Photo by Brigham Berthold
The story of the 2016-17 UVU basketball season can be largely defined as historical moments of achievement with stretches of adversity in between. The first high point was the 27-point comeback victory over Denver University on Nov. 23. The win marked the biggest deficit overcome in Wolverine basketball history; it was just five points shy of tying the biggest comeback in NCAA history.
Three days after the Denver game, the Wolverines went into the Marriott Center and shocked BYU with a dominating 114-101 statement win. They sank the most 3-point shots in a single game in Marriott Center history, going 18-of-37 from beyond the arc.
Ultimately, UVU was unable to pull off any other wins within the state, losing to the University of Utah, Utah State and Weber State by seven, one and eight points respectively. The games were all close enough, though, to put the state on notice that UVU was surpassing their historical little brother status.
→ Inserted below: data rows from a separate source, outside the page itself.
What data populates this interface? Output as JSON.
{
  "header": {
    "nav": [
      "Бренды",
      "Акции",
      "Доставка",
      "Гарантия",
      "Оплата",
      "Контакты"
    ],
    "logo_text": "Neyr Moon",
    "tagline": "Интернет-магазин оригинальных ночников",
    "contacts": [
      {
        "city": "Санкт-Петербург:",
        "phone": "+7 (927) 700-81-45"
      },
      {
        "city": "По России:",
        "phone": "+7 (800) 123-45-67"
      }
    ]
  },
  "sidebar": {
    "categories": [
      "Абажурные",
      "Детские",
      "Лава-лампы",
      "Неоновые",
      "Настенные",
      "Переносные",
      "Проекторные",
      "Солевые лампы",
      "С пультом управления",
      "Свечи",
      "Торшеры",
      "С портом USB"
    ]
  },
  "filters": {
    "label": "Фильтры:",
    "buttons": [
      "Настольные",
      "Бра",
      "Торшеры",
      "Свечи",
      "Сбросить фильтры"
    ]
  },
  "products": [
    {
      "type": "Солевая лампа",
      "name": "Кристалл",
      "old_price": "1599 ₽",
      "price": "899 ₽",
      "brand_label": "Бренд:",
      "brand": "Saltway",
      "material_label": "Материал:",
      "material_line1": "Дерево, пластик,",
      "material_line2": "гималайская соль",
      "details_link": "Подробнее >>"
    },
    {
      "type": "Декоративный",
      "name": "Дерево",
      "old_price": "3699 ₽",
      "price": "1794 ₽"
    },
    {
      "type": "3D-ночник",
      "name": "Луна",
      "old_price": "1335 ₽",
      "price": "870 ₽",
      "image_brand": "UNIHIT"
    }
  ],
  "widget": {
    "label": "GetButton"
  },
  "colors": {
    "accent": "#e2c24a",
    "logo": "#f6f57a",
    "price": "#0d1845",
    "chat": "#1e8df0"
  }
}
After its early-season successes, the team hit a stumbling block in the following months. From the BYU game to the beginning of WAC play, UVU went just 2-6 against Division I schools.
The Wolverines found no answers at the beginning of conference play either. They played to a 2-6 record through the first eight games against WAC opponents, which included handing Chicago State University its only conference win of the season in what was the worst loss in Mark Pope’s young tenure. Most of the close losses were characterized by the Wolverines’ inability to finish games after holding late leads.
UVU managed to end the regular season with some momentum when it snapped New Mexico State University’s 40-game conference home winning streak with a win in Las Cruces. It was NMSU’s only home loss of the season. The Wolverines proceeded to win their final two games of the season and also picked up a first round win over Seattle University in the WAC Tournament.
In the conference semifinal game against No. 1 seed Cal State Bakersfield, the season-long issue again reared its head when UVU was unable to hold onto an eight-point lead with 2:40 remaining. The Roadrunners finished regulation on an 11-3 run and the game turned into the first quadruple overtime contest in WAC Tournament history. UVU came just one point shy of a berth in the conference final. Despite the heartbreaking loss, Pope held his head high when reflecting on his team’s performance throughout the season.
“It’s been a really special group. They kept finding moments where they could make history… I think that comes from our leadership,” said Pope. “We started out the first half of the season searching for a voice to step up and kind of lead us.”
To no surprise for Pope, it was the seniors who came through with that leadership. They led not only in the locker room but in key moments on the court as well. Ivory Young was the team’s leading scorer in the landmark win on NMSU’s home court. Jordan Poydras shot 50 percent from the 3-point line and tallied a career-high 23 points in the comeback in Denver. Andrew Bastien stepped up and played a season-high 38 minutes in the WAC semifinal heartbreaker after Isaac Neilson fouled out.
“Our story doesn’t get to end the way we wanted it to and that is one of the painful things about sports,” said Pope. “The pride that these guys showed…is going to grow every day for the rest of their lives as they come back and recognize that they were such huge players in laying the foundation for what we’re trying to become.”
Following the WAC Tournament, UVU was invited to participate in the College Basketball Invitational postseason tournament. After wins over Georgia Southern and Rice University, the season officially concluded for the Wolverines with a 74-68 loss to Wyoming in the CBI semifinal.
I grew up on a farm in Burley, Idaho, but I’ve always had an intense love of sports. I’m studying journalism in an attempt to turn my love into a career. I’m a huge Utah Jazz, Tennessee Titans, and San Jose Sharks fan. If it’s a sport, I’ll watch it.